▶ [Exercise instructions]: All of the data should be given again word for word, though the images are to be left out.

════════

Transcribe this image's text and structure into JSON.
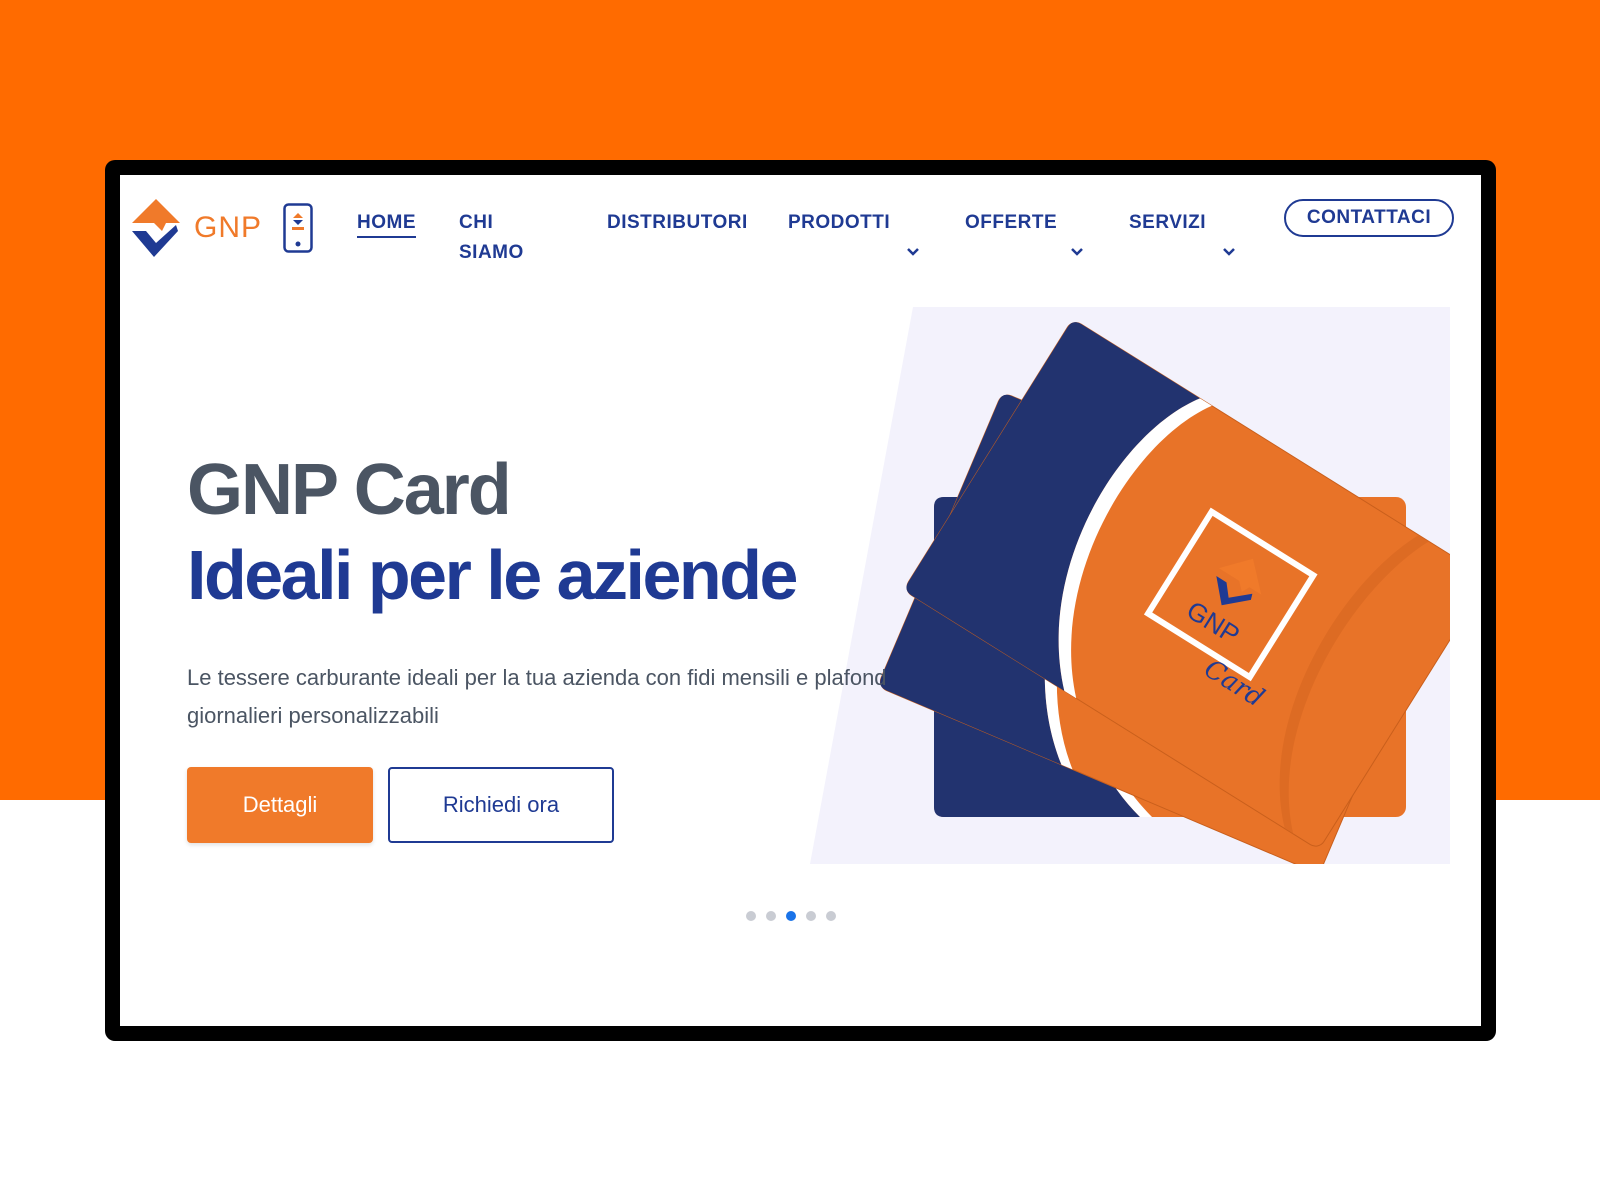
{
  "brand": {
    "name": "GNP",
    "card_logo_text": "GNP",
    "card_script": "Card",
    "colors": {
      "orange": "#f07a2a",
      "navy": "#1f3a93",
      "background_orange": "#ff6b00",
      "grey_text": "#4b5563"
    }
  },
  "nav": {
    "home": "HOME",
    "about_line1": "CHI",
    "about_line2": "SIAMO",
    "distributors": "DISTRIBUTORI",
    "products": "PRODOTTI",
    "offers": "OFFERTE",
    "services": "SERVIZI",
    "contact": "CONTATTACI"
  },
  "hero": {
    "title_line1": "GNP Card",
    "title_line2": "Ideali per le aziende",
    "description": "Le tessere carburante ideali per la tua azienda con fidi mensili e plafond giornalieri personalizzabili",
    "primary_button": "Dettagli",
    "secondary_button": "Richiedi ora"
  },
  "carousel": {
    "total_slides": 5,
    "active_slide": 3
  },
  "icons": [
    "gnp-logo-icon",
    "mobile-app-icon",
    "chevron-down-icon",
    "gnp-card-image"
  ]
}
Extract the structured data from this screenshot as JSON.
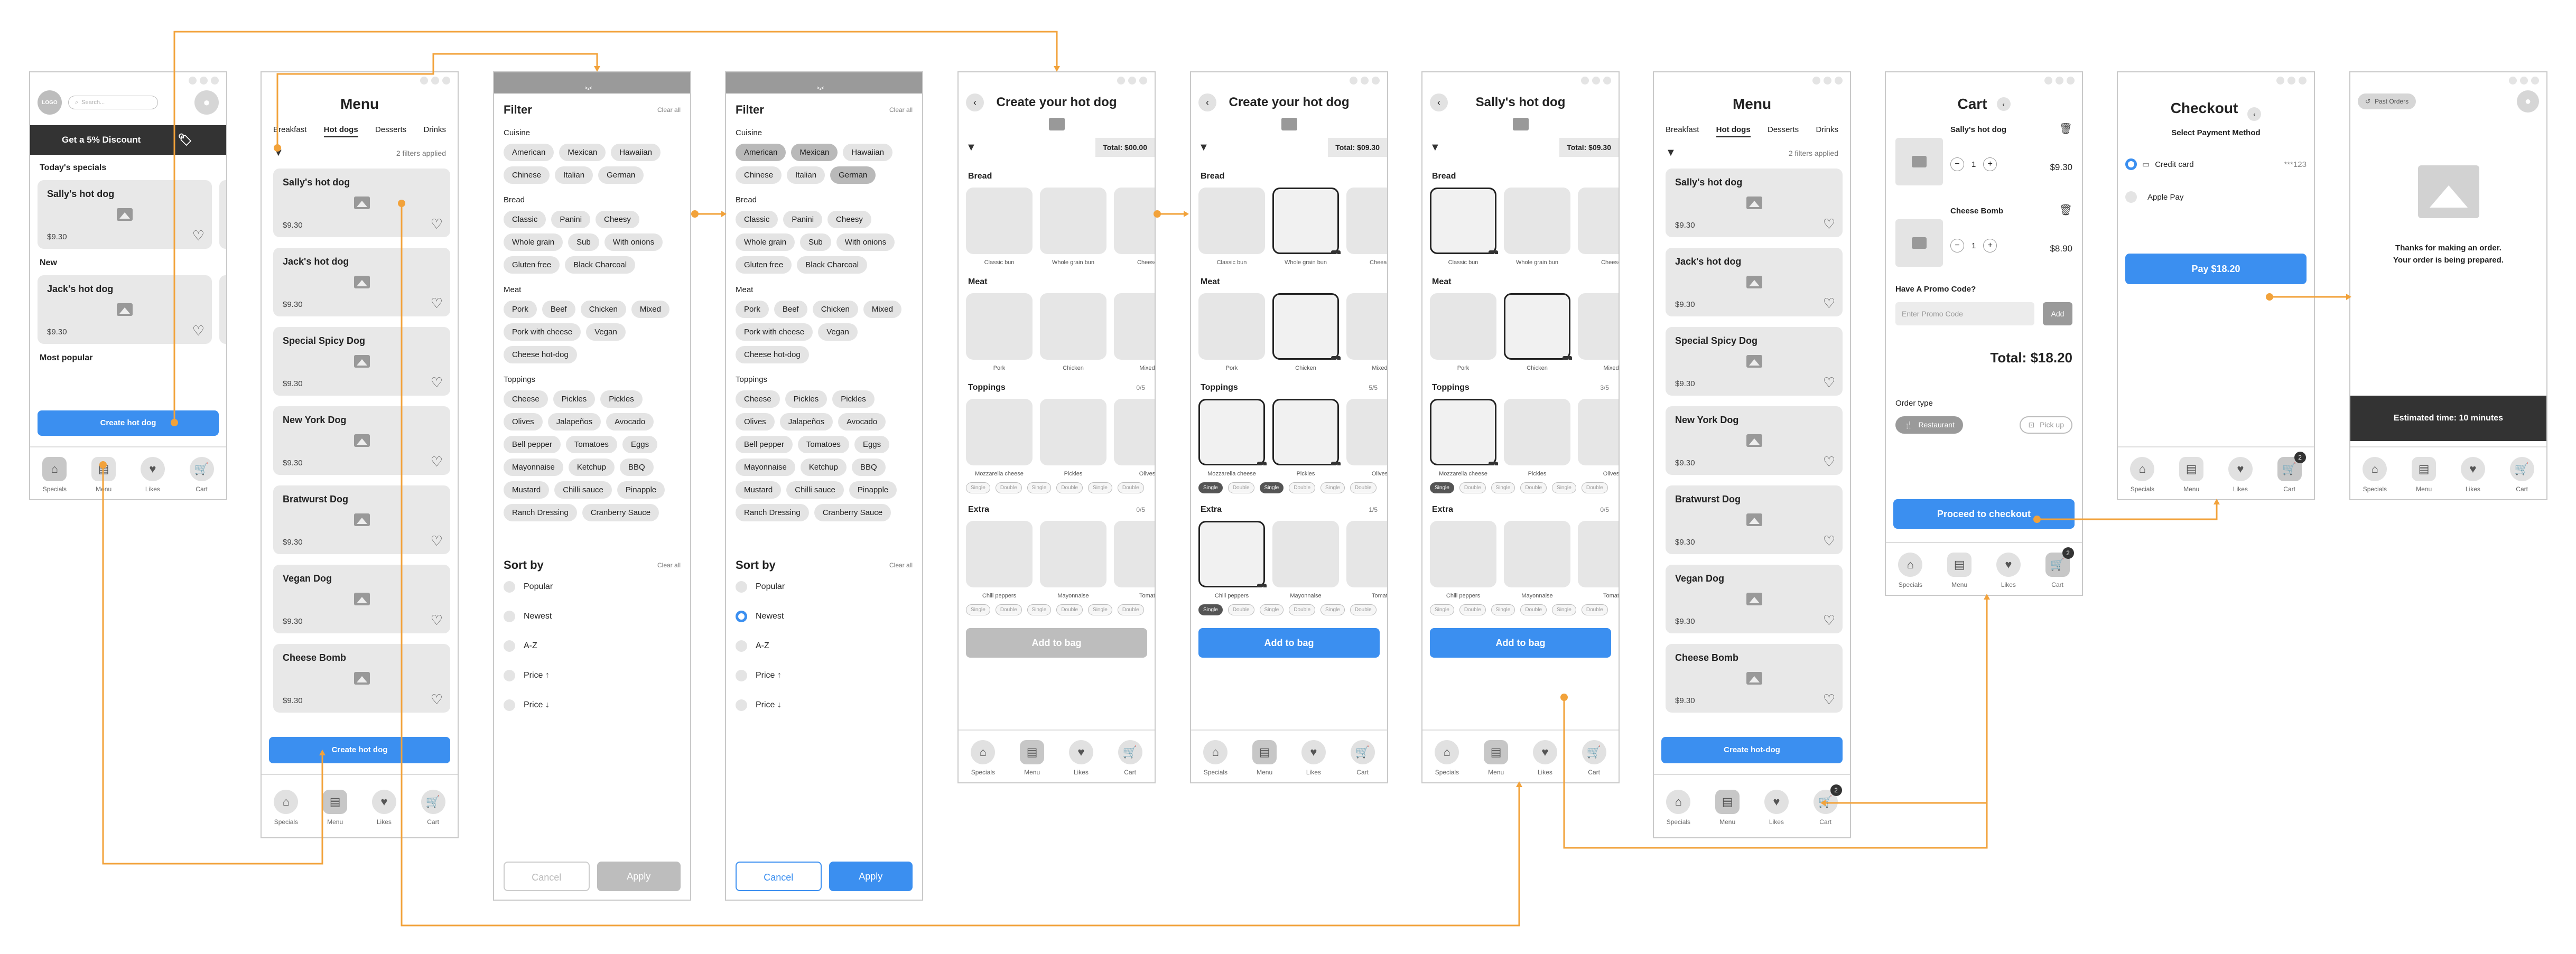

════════

▶ [Answer area]:
Transcribe this image's text and structure into JSON.
{
  "brand": {
    "name": "GNP",
    "card_logo_text": "GNP",
    "card_script": "Card",
    "colors": {
      "orange": "#f07a2a",
      "navy": "#1f3a93",
      "background_orange": "#ff6b00",
      "grey_text": "#4b5563"
    }
  },
  "nav": {
    "home": "HOME",
    "about_line1": "CHI",
    "about_line2": "SIAMO",
    "distributors": "DISTRIBUTORI",
    "products": "PRODOTTI",
    "offers": "OFFERTE",
    "services": "SERVIZI",
    "contact": "CONTATTACI"
  },
  "hero": {
    "title_line1": "GNP Card",
    "title_line2": "Ideali per le aziende",
    "description": "Le tessere carburante ideali per la tua azienda con fidi mensili e plafond giornalieri personalizzabili",
    "primary_button": "Dettagli",
    "secondary_button": "Richiedi ora"
  },
  "carousel": {
    "total_slides": 5,
    "active_slide": 3
  },
  "icons": [
    "gnp-logo-icon",
    "mobile-app-icon",
    "chevron-down-icon",
    "gnp-card-image"
  ]
}
Extract the structured data from this screenshot as JSON.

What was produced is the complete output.